If for whatever reason your tooth gets knocked out, put it back in. Yes put it back in the socket. And hold it there until you see a dentist. Make sure though when you pick it up you only touch the crown of the tooth, the part that is used to chew and not the root. Also important is to put it back in the correct position. If there is any debris on the tooth when you pick it up rinse it in a cup of lukewarm tap water for no more than 10 seconds. Any longer than that can kill the cells on the root surface that help reattach it. If you are looking at your tooth between your fingers then most probably you´re in shock, but if you want to save the tooth then you have to remain calm and think. If you can´t put it back correctly, then put it in a glass of milk. If milk is not an option, then put it in your mouth between the cheek and the gum to keep it moist. Do not swallow it as you only have about 2 hours for it to be reimplanted correctly. The sooner the better, otherwise, the likelihood of success becomes less. You need to make a very quick trip to a dentist.

For most dental emergencies you need to go to a dental clinic not a hospital. Hospitals rarely have a dental department and if they do it is even rarer that there would be someone on call. A doctor in an emergency room can only give you pain medication or antibiotics.
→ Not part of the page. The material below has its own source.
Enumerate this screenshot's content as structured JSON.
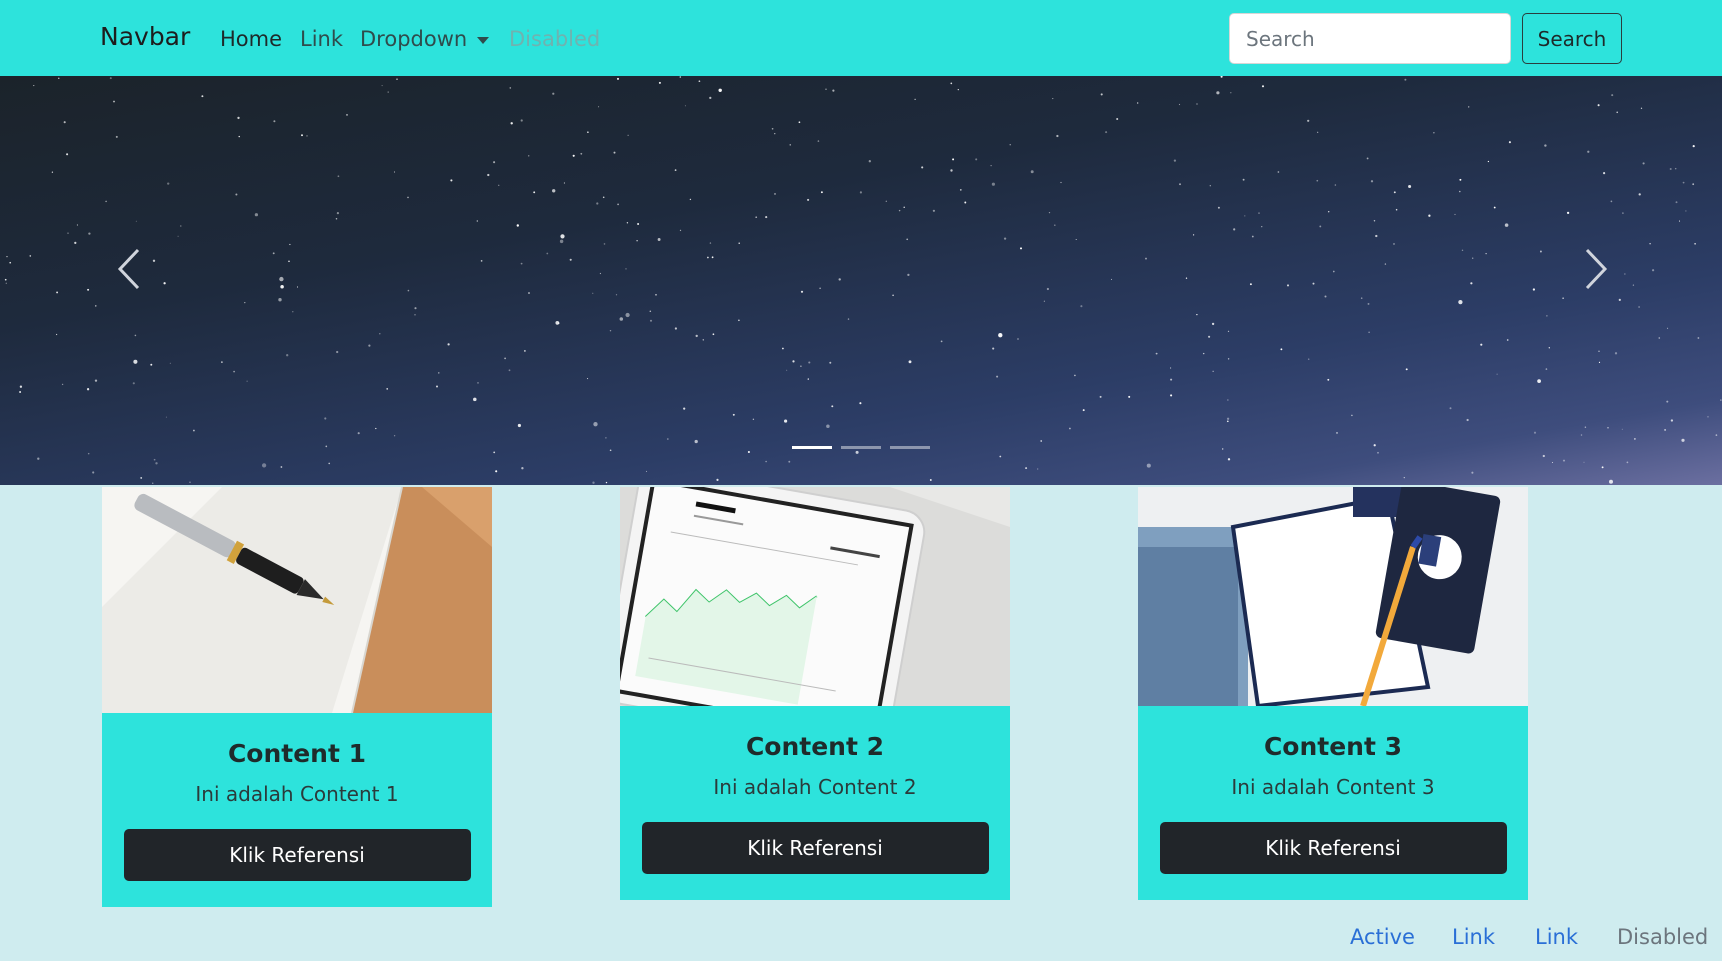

In some cases, they will schedule an x-ray or scan depending on the severity of the trauma. They will still suggest you see your dentist.